§ DIRECTIONS FOR THIS TASK:
Reproduce the listing exactly, please, with every line intact.

-- Opening Marker --

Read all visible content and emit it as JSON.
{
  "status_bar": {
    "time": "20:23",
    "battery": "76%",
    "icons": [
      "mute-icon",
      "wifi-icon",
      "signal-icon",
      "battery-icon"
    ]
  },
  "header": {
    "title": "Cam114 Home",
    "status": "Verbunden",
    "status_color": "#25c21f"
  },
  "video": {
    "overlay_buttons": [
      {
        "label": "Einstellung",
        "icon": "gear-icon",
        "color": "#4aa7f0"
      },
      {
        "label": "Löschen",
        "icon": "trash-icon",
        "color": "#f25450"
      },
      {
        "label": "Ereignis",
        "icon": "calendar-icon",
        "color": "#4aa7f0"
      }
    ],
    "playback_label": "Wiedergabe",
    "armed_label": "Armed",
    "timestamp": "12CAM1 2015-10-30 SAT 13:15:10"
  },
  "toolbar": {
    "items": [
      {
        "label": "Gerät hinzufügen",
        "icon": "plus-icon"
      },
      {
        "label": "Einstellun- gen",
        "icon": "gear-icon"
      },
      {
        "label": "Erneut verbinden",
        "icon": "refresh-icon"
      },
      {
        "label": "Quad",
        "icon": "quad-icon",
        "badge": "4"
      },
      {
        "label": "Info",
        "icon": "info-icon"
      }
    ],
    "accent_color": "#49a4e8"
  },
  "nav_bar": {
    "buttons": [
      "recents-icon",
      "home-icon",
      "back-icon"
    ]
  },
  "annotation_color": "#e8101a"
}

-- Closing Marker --

§ TASK RESPONSE:
Read all visible content and emit it as JSON.
{
  "status_bar": {
    "time": "20:23",
    "battery": "76%",
    "icons": [
      "mute-icon",
      "wifi-icon",
      "signal-icon",
      "battery-icon"
    ]
  },
  "header": {
    "title": "Cam114 Home",
    "status": "Verbunden",
    "status_color": "#25c21f"
  },
  "video": {
    "overlay_buttons": [
      {
        "label": "Einstellung",
        "icon": "gear-icon",
        "color": "#4aa7f0"
      },
      {
        "label": "Löschen",
        "icon": "trash-icon",
        "color": "#f25450"
      },
      {
        "label": "Ereignis",
        "icon": "calendar-icon",
        "color": "#4aa7f0"
      }
    ],
    "playback_label": "Wiedergabe",
    "armed_label": "Armed",
    "timestamp": "12CAM1 2015-10-30 SAT 13:15:10"
  },
  "toolbar": {
    "items": [
      {
        "label": "Gerät hinzufügen",
        "icon": "plus-icon"
      },
      {
        "label": "Einstellun- gen",
        "icon": "gear-icon"
      },
      {
        "label": "Erneut verbinden",
        "icon": "refresh-icon"
      },
      {
        "label": "Quad",
        "icon": "quad-icon",
        "badge": "4"
      },
      {
        "label": "Info",
        "icon": "info-icon"
      }
    ],
    "accent_color": "#49a4e8"
  },
  "nav_bar": {
    "buttons": [
      "recents-icon",
      "home-icon",
      "back-icon"
    ]
  },
  "annotation_color": "#e8101a"
}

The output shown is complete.